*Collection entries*
BEGIN
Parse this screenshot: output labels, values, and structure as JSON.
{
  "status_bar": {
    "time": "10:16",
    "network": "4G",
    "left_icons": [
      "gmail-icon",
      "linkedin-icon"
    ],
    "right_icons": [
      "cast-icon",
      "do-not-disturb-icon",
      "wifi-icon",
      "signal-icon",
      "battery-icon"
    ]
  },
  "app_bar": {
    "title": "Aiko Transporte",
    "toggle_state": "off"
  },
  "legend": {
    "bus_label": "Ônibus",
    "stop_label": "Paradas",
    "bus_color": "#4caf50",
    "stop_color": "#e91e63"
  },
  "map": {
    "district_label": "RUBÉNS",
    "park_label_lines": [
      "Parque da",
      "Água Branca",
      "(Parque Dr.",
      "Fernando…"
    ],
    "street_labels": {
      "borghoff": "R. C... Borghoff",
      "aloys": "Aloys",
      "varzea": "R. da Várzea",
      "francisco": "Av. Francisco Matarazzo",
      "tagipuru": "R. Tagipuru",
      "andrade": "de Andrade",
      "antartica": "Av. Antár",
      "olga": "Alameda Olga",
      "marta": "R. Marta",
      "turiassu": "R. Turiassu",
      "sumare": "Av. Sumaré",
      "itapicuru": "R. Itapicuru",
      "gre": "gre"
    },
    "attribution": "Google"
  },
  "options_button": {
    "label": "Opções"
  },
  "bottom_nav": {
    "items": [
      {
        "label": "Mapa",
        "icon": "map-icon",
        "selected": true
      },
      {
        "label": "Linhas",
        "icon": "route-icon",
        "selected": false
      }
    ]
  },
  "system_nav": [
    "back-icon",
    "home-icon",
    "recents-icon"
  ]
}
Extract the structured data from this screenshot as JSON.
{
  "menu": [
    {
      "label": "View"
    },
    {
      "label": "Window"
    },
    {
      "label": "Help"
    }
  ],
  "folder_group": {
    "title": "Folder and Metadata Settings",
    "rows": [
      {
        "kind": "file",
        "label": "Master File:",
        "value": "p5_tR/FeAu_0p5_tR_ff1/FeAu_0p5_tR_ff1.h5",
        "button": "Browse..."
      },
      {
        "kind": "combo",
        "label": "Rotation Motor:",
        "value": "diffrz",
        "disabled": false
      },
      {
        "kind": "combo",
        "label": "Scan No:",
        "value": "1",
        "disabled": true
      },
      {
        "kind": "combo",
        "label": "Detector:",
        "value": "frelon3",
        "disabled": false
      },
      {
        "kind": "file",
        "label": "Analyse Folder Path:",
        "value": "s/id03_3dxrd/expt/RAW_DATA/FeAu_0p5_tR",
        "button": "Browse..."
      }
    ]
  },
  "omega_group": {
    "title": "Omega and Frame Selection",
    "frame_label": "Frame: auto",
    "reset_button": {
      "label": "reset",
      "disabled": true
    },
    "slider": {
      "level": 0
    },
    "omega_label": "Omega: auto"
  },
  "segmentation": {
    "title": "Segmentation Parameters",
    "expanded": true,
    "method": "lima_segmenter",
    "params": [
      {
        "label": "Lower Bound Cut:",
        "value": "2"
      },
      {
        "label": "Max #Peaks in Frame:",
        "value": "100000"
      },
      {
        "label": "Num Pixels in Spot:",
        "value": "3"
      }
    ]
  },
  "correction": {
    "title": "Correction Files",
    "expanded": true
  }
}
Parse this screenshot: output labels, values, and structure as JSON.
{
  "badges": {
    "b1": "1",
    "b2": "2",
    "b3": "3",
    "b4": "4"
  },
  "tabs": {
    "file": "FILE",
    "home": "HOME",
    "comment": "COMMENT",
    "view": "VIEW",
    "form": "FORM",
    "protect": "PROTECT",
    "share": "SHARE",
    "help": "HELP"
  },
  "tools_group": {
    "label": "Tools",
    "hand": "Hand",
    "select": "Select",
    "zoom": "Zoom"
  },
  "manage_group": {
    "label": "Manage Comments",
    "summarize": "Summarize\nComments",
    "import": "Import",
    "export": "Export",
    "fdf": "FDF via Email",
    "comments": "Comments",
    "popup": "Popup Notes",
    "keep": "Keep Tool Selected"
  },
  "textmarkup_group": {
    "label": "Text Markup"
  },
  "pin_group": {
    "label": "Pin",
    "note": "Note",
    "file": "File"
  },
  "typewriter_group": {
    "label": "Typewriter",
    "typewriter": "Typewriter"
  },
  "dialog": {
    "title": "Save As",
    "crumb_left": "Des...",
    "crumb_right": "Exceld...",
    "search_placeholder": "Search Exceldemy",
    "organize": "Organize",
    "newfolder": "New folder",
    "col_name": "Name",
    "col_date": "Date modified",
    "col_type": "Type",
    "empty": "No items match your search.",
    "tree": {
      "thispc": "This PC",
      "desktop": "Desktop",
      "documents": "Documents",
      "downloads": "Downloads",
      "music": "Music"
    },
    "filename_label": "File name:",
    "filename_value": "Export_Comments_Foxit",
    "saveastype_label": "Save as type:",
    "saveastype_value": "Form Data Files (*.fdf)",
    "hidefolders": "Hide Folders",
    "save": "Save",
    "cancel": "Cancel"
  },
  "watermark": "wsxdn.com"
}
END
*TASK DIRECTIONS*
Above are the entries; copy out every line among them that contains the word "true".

*ANSWER FOR THIS EXERCISE*
        "selected": true
        "disabled": true
      "disabled": true
    "expanded": true,
    "expanded": true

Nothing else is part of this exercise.